What would our healthcare system look like if we couldn’t perform surgeries, administer chemotherapy, replace joints, treat diabetes? It would be the end of modern medicine as we know it. A new report from the Centers for Disease Control warns we could be headed toward that very future.
Antibiotics revolutionized medicine in the 1940s, saving millions of lives over the last 70 years. But during that time bacteria have evolved to become resistant to certain antibiotics. The more antibiotics we use, the quicker resistance builds up. This has deadly repercussions.
In the report, “Antibiotic Resistance Threats in the United States, 2013,” the CDC estimates (conservatively) that 2 million people in the U.S. get antibiotic-resistant infections, and 23,000 die from them every year.
In addition to the loss of life, it’s also costly.
“In most cases, antibiotic-resistant infections require prolonged and/or costlier treatments, extend hospital stays, necessitate additional doctor visits and healthcare use, and result in greater disability and death compared with infections that are easily treatable with antibiotics,” the report states. “Estimates vary but have ranged as high as $20 billion in excess direct healthcare costs, with additional costs to society for lost productivity as high as $35 billion a year (2008 dollars).”

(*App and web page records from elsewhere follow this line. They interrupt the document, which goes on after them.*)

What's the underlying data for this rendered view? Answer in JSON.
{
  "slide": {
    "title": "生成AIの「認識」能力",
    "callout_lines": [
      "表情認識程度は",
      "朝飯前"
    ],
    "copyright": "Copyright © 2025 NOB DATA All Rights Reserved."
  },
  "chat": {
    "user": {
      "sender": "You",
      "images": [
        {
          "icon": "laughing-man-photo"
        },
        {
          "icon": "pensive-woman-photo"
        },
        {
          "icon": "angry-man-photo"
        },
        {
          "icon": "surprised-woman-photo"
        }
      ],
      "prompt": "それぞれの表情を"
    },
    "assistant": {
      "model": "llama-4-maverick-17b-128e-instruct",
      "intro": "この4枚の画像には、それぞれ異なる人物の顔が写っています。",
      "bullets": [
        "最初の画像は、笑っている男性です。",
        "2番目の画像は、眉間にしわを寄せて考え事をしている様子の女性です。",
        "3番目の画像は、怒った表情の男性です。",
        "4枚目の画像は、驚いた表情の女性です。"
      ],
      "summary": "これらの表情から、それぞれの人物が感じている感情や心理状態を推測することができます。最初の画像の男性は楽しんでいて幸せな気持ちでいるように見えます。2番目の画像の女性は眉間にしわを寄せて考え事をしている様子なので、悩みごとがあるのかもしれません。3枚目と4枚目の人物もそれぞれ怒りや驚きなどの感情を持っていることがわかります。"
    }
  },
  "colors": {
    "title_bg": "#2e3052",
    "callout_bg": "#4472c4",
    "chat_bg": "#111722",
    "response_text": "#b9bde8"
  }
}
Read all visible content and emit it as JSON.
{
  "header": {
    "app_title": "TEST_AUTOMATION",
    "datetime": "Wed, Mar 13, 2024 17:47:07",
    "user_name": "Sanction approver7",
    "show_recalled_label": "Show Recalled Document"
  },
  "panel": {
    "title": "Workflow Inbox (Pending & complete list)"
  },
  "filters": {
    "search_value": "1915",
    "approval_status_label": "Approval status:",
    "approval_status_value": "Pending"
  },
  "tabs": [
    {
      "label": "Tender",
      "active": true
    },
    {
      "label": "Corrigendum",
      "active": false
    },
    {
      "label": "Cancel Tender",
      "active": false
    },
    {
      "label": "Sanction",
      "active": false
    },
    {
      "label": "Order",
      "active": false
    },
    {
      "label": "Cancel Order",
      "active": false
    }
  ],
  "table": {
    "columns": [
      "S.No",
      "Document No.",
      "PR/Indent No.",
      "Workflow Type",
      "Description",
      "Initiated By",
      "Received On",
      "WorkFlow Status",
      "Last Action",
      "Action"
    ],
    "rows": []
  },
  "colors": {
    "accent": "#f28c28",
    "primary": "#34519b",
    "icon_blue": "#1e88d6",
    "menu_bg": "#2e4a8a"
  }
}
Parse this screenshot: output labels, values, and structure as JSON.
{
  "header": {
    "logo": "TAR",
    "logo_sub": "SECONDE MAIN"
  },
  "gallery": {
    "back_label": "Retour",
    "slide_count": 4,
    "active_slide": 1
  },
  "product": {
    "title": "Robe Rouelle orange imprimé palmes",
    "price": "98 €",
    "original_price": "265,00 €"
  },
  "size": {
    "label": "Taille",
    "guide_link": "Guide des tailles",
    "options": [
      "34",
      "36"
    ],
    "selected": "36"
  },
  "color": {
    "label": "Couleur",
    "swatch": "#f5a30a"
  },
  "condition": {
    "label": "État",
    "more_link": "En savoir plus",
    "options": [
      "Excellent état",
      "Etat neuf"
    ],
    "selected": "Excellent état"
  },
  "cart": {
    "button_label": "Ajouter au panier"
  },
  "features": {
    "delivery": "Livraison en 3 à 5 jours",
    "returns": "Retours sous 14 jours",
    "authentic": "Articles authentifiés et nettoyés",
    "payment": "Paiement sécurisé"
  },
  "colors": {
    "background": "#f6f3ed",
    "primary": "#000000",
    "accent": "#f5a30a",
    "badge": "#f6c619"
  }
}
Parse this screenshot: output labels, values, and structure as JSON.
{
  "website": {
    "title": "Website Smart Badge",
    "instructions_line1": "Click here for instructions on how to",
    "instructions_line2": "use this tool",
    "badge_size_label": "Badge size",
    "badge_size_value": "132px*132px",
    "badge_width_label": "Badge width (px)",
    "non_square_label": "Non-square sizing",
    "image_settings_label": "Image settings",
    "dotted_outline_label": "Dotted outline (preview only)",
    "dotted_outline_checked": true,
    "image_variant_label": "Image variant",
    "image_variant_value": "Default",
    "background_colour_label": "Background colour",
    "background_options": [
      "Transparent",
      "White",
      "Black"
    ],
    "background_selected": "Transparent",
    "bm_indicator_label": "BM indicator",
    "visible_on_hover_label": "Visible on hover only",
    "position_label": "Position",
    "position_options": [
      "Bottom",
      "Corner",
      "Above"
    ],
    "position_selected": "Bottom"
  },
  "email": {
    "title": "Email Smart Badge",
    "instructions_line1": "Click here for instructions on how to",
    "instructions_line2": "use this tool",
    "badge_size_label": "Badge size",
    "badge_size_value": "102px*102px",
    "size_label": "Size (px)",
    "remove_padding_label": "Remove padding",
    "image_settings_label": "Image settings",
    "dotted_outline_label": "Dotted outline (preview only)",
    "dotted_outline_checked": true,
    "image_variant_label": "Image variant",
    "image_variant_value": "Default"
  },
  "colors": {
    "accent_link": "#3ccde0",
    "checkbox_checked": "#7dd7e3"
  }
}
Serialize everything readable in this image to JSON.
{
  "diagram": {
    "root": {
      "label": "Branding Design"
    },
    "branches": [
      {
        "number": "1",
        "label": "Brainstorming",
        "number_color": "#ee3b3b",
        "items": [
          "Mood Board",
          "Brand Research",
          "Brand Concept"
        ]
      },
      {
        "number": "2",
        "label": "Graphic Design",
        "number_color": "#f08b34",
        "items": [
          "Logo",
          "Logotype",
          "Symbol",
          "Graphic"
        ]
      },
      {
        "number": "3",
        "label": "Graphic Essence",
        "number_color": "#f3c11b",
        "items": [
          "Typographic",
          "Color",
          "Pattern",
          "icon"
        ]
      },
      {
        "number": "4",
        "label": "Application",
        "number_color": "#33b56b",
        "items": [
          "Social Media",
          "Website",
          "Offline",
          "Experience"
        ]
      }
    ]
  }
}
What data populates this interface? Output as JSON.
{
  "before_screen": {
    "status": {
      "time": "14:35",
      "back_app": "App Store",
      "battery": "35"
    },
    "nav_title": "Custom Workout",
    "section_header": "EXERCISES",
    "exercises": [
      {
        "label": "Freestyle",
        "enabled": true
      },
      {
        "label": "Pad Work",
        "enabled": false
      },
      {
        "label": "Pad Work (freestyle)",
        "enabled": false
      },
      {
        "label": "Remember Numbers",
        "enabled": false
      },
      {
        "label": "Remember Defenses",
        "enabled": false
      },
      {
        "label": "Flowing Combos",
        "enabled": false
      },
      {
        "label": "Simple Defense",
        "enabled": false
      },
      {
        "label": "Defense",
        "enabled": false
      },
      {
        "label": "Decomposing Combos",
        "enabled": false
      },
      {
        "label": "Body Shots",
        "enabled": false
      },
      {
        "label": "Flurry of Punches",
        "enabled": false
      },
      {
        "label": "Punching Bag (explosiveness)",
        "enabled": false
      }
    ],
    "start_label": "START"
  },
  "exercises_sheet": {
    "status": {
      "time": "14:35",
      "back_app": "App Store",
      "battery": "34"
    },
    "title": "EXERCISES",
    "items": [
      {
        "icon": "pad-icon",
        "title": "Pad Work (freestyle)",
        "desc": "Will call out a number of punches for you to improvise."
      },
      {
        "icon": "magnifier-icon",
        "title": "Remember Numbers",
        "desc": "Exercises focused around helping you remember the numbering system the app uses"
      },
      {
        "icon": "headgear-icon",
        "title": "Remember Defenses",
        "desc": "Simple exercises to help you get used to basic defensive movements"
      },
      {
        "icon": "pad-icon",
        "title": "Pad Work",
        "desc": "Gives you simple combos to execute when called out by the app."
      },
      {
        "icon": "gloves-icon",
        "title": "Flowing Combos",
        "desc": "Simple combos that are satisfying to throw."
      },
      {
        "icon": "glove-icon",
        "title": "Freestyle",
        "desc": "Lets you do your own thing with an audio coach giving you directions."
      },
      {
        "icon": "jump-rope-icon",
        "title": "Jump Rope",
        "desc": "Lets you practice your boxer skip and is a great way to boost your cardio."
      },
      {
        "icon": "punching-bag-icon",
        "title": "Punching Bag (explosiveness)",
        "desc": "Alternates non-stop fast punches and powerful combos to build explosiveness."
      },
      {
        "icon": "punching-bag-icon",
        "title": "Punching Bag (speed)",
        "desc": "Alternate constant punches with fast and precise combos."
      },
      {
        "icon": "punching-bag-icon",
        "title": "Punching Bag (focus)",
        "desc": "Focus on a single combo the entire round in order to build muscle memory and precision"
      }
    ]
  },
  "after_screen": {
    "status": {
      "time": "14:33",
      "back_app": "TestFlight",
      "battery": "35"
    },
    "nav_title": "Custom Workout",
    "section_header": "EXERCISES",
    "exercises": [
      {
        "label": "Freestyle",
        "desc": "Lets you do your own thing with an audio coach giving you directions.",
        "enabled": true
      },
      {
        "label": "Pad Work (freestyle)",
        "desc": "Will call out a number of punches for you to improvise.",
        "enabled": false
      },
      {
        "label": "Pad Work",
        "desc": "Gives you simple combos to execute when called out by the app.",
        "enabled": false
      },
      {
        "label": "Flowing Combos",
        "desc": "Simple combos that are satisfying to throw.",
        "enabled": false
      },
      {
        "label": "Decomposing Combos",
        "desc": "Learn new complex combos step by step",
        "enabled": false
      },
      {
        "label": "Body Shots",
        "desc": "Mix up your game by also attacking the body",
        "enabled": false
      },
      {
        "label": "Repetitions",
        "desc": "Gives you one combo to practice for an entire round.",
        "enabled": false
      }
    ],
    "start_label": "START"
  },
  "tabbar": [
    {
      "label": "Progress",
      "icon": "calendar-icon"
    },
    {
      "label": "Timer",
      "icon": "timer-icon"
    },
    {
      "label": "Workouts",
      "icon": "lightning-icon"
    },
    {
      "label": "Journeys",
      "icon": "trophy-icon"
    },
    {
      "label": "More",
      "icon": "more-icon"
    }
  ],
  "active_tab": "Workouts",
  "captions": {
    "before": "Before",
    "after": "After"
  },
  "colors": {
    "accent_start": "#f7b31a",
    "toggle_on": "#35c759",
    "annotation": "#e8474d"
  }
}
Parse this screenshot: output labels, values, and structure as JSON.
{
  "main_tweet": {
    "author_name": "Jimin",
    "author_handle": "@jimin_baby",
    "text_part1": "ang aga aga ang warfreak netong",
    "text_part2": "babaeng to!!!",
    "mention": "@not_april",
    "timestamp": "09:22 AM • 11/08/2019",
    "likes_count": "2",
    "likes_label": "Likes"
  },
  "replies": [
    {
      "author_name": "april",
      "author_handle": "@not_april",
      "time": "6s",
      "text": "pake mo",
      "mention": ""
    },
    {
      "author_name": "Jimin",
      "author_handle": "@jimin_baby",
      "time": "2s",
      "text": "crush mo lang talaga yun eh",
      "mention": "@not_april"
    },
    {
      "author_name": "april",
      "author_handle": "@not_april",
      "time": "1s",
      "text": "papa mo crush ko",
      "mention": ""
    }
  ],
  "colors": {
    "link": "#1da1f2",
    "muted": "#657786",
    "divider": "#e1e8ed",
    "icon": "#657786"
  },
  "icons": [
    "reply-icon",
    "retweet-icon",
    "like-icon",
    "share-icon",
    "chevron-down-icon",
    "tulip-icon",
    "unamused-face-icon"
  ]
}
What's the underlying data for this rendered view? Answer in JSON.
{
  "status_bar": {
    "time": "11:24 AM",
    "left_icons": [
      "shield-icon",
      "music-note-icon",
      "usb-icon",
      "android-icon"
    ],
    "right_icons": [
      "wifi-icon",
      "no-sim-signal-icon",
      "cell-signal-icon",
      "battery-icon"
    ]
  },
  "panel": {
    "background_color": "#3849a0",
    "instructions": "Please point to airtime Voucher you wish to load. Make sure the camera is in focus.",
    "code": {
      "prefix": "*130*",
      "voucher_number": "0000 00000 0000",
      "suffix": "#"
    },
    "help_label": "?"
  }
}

One of the biggest culprits is our overuse and misuse of antibiotics in medicine. “Research has shown that as much as 50% of the time, antibiotics are prescribed when they are not needed or they are misused (for example, a patient is given the wrong dose),” the report says. “This not only fails to help patients; it might cause harm. This inappropriate use of antibiotics unnecessarily promotes antibiotic resistance. Antibiotics are a limited resource. The more that antibiotics are used today, the less likely they will still be effective in the future.”
But there’s another culprit—our feedlot system of raising animals for meat and dairy in "concentrated animal feeding operations" (CAFOs).
“Antibiotics are also commonly used in food animals to prevent, control, and treat disease, and to promote the growth of food-producing animals,” says the report.
The report states unequivocally: “The use of antibiotics for promoting growth is not necessary, and the practice should be phased out.”
This should be a death blow to feedlot operations...if we’re smart. As the report explains:
Antibiotics are widely used in food-producing animals, and according to data published by FDA, there are more kilograms of antibiotics sold in the United States for food-producing animals than for people. This use contributes to the emergence of antibiotic-resistant bacteria in food-producing animals. Resistant bacteria in food-producing animals are of particular concern because these animals serve as carriers.
Our industrial agriculture system produces a whole lot of corn, which we feed to cows and other livestock, and which does not make for a healthy diet. Throw tens of thousands of those animals together in a filthy environment of high-stress conditions, poor diet, and growth hormones, and you have antibiotic use that has grown so much it’s now a threat to human health and modern medicine.
There's a lot at stake. As the report states:
Many of the advances in medical treatment—joint replacements, organ transplants, cancer therapy, and treatment of chronic diseases such as diabetes, asthma, rheumatoid arthritis—are dependent on the ability to fight infections with antibiotics. If that ability is lost, the ability to safely offer people many life-saving and life-improving modern medical advantages will be lost with it.
So, what should we chose? More feedlot meat or more risks to public health and modern medicine?